Most people will make a common error that can aggravate or maintain an issue when it comes to physical activity. There are usually two types of people in this category, those that are impatient and in a rush to get back to exercise asap. These types of people simply don’t listen to what the body is trying to tell them and just “push through” and end up doing more damage and consequently taking more time to recover. I always say train smarter not harder and pushing through and forcing your body to do something before it is ready will always be a losing battle.
These people also tend to choose the wrong type of physical activity to return to, sometimes you can return to certain activities but need to be cautious of others, for example, if you had a shoulder injury and wanted to return to the gym, then as a general rule, you would cut out any overhead activities and any arm activities that aggravate your injury until you are fully recovered. Or if you had a lower back issue then deadlifts should be cut out of your gym program until you have fully recovered. Consulting your practitioner on this is very important to avoid re-aggravation. It is very important to understand that you may feel fine doing the exercise put you may pull up sore in the injured area post-exercise a few hours later or even the next morning, this is an indicator that the exercises you did were an aggravating factor.
The other type of people in this category is usually the people who don’t exercise, they are allergic to it, they will find every excuse in the book not to do it, (you know who you are!). These people will not recover as well generally and sometimes is a predisposing factor for the injury to occur in the first place.

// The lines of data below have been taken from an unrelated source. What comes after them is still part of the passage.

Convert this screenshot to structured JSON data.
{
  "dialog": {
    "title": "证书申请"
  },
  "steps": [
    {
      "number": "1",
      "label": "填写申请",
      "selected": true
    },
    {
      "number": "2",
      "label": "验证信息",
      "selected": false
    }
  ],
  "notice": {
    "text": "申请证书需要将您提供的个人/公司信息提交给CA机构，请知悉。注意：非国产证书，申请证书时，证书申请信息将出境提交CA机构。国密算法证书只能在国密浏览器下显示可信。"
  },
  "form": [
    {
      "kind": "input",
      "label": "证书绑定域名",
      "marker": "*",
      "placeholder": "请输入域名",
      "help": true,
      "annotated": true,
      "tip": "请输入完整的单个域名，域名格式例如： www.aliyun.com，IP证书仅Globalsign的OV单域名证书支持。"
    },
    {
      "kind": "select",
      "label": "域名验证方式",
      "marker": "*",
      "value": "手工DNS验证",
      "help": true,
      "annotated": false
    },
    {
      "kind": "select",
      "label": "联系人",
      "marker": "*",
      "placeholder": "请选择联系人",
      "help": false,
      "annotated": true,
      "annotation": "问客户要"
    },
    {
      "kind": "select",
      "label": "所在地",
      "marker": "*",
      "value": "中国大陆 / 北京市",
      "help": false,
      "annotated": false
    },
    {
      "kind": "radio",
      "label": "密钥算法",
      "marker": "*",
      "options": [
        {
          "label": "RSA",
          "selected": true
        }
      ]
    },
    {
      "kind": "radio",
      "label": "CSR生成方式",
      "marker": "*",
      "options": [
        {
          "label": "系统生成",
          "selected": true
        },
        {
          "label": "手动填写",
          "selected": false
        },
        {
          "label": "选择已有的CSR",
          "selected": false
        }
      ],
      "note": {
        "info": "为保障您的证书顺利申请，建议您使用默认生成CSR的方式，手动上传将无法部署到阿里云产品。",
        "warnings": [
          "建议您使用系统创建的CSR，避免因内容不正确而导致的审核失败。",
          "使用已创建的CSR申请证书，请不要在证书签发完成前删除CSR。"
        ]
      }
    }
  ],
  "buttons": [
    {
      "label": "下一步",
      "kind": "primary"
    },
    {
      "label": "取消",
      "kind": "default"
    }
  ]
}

Our bodies are made to move that is what we are designed for. Movement increases circulation, with nutrient supply abundance and removal of wastes that can build up in joints and muscles causing stiffness. You do not have to be an athlete or slog yourself at the gym every day. In fact, you don’t have to go to the gym at all, just walk for 30 minutes a day and get the recommended 10 000 steps a day can dramatically improve your overall health. Of course, if you have injured yourself and walking is an aggravating factor you will have to wait initially before you can get active, however moving is the key to your recovery after the initial stages.
Hopefully, by understanding these factors in more detail you will be able to manage your recovery time better and also make some changes in your life to prevent some injuries from occurring in the first place. In general, if you make sure that you
-Move every day
-Manage stress levels
you will be off to a great start and decrease the likelihood of injury in the first place, and if you do get injured pay attention to these factors and work with a professional to get you back on track faster.